Darkness And Relief: Sean Lennon's 13 Favourite Albums
Patrick Clarke , July 19th, 2017 11:03

From Herbie Hancock's darkest depths to Brian Eno's anxiety-relieving light, Sean Lennon guides Patrick Clarke through thirteen records that changed his life


Zakir Hussain - Magical Moments of Rhythm
This is a compilation of Zakir playing different concerts, and it blew my mind when I was 16. Its one of the albums I've listened to 1000 times. It's bizarre that that would be something I'd listen to so many times, because it's so sparse - there's only the tabla and occasionally one other instrument, but never more than two at any one time.

I once got to see him play with John McLaughlin, they really opened up my whole understanding of rhythm. I felt like my brain was getting bigger, it felt like I was learning about music. It's probably the most sophisticated rhythm I've heard from any country at any time, but it's not show-offy and designed to impress you technically. It has so much soul, it's such passionate music. Some people can't stand listening to it, but it's one of those albums that I could be in a terrible state but still happy to hear it. It relaxes me. That album really opened me up to listening to Ali Farka Touré, Indian classical musicians and so much more.

tQ: What do you make of your father's forays into Indian music with The Beatles?

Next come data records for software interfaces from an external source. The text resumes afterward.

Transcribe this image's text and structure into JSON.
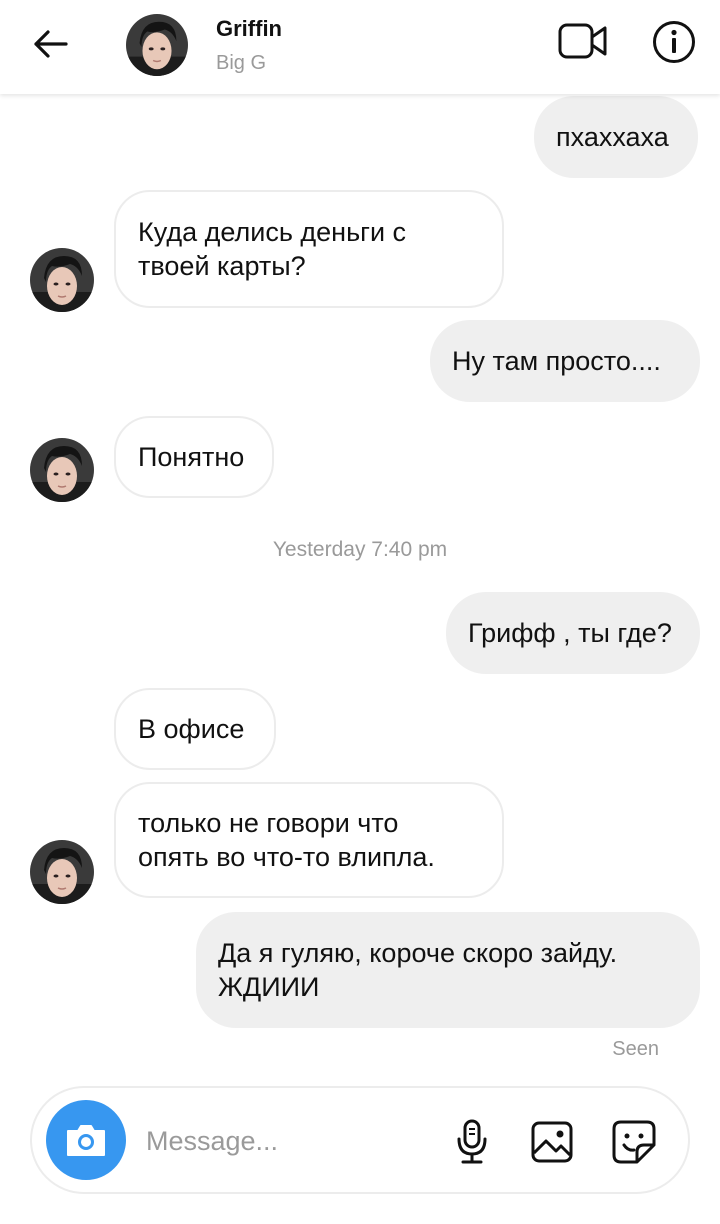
{
  "header": {
    "name": "Griffin",
    "subtitle": "Big G",
    "back_icon": "arrow-left-icon",
    "video_icon": "video-camera-icon",
    "info_icon": "info-icon"
  },
  "messages": [
    {
      "side": "out",
      "text": "пхаххаха"
    },
    {
      "side": "in",
      "lines": [
        "Куда делись деньги с",
        "твоей карты?"
      ]
    },
    {
      "side": "out",
      "text": "Ну там просто...."
    },
    {
      "side": "in",
      "text": "Понятно"
    },
    {
      "side": "out",
      "text": "Грифф , ты где?"
    },
    {
      "side": "in",
      "text": "В офисе"
    },
    {
      "side": "in",
      "lines": [
        "только не говори что",
        "опять во что-то влипла."
      ]
    },
    {
      "side": "out",
      "lines": [
        "Да я гуляю, короче скоро зайду.",
        "ЖДИИИ"
      ]
    }
  ],
  "timestamp": "Yesterday 7:40 pm",
  "seen_label": "Seen",
  "composer": {
    "placeholder": "Message...",
    "camera_icon": "camera-icon",
    "mic_icon": "microphone-icon",
    "gallery_icon": "image-icon",
    "sticker_icon": "sticker-icon"
  },
  "colors": {
    "accent": "#3797f0",
    "outgoing_bubble": "#efefef",
    "muted_text": "#9a9a9a"
  }
}
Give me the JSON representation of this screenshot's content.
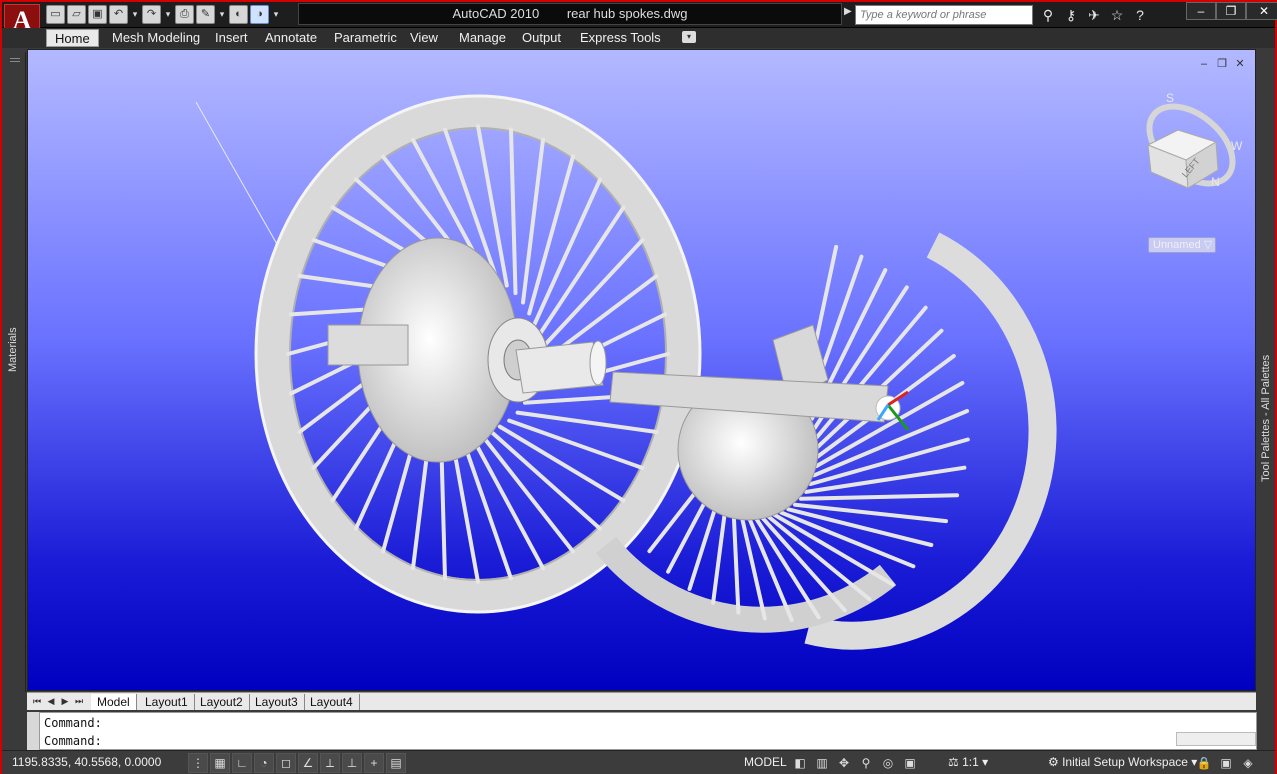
{
  "app": {
    "title": "AutoCAD 2010",
    "file": "rear hub spokes.dwg",
    "logo": "A"
  },
  "search": {
    "placeholder": "Type a keyword or phrase"
  },
  "qat_icons": [
    "new-icon",
    "open-icon",
    "save-icon",
    "undo-icon",
    "redo-icon",
    "plot-icon",
    "publish-icon",
    "render-icon",
    "cloud-icon"
  ],
  "menu": {
    "tabs": [
      "Home",
      "Mesh Modeling",
      "Insert",
      "Annotate",
      "Parametric",
      "View",
      "Manage",
      "Output",
      "Express Tools"
    ],
    "active": "Home"
  },
  "palettes": {
    "left": "Materials",
    "right": "Tool Palettes - All Palettes"
  },
  "viewport": {
    "view_label": "Unnamed",
    "viewcube_face": "LEFT",
    "compass": [
      "S",
      "W",
      "N"
    ],
    "background_top": "#b3b9ff",
    "background_bottom": "#0000c0"
  },
  "layouts": {
    "tabs": [
      "Model",
      "Layout1",
      "Layout2",
      "Layout3",
      "Layout4"
    ],
    "active": "Model"
  },
  "command": {
    "line1": "Command:",
    "line2": "Command:"
  },
  "status": {
    "coords": "1195.8335, 40.5568, 0.0000",
    "model": "MODEL",
    "scale": "1:1",
    "workspace": "Initial Setup Workspace"
  }
}
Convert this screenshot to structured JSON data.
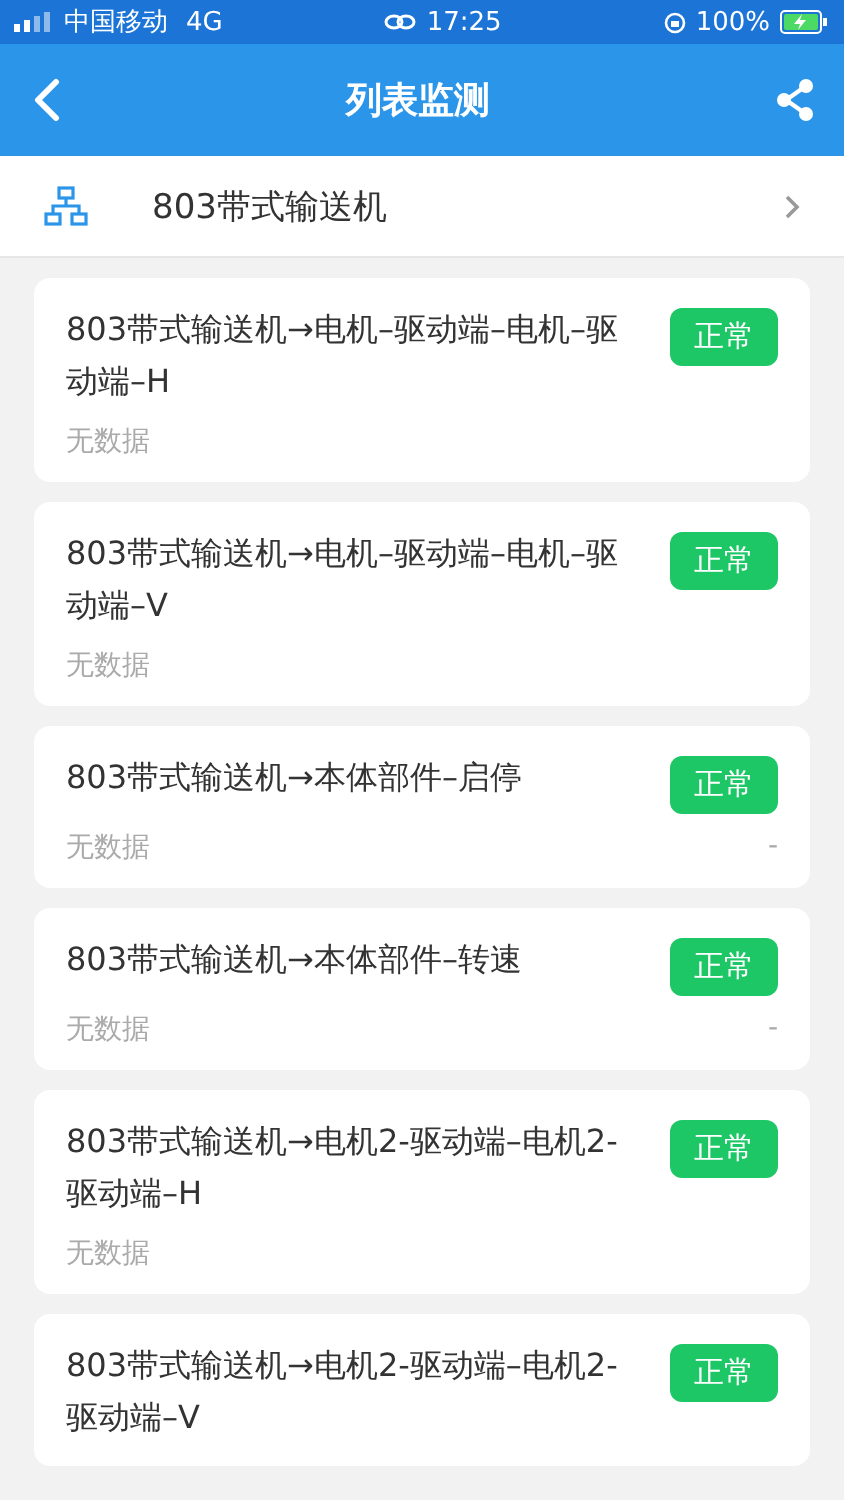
{
  "status_bar": {
    "carrier": "中国移动",
    "network": "4G",
    "time": "17:25",
    "battery": "100%"
  },
  "header": {
    "title": "列表监测"
  },
  "device": {
    "name": "803带式输送机"
  },
  "items": [
    {
      "title": "803带式输送机→电机–驱动端–电机–驱动端–H",
      "status": "正常",
      "data": "无数据"
    },
    {
      "title": "803带式输送机→电机–驱动端–电机–驱动端–V",
      "status": "正常",
      "data": "无数据"
    },
    {
      "title": "803带式输送机→本体部件–启停",
      "status": "正常",
      "data": "无数据",
      "value": "-"
    },
    {
      "title": "803带式输送机→本体部件–转速",
      "status": "正常",
      "data": "无数据",
      "value": "-"
    },
    {
      "title": "803带式输送机→电机2-驱动端–电机2-驱动端–H",
      "status": "正常",
      "data": "无数据"
    },
    {
      "title": "803带式输送机→电机2-驱动端–电机2-驱动端–V",
      "status": "正常"
    }
  ]
}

Some of my favourite Beatles songs are the ones that are Indian influenced, like 'Blue Jay Way', the George Harrison stuff, although their tabla player was more British-Indian so he was more of a 'pop tabla' player. Zakir Hussein is the real deal. I've never read up on whether McLaughlin was interested in music by the Beatles…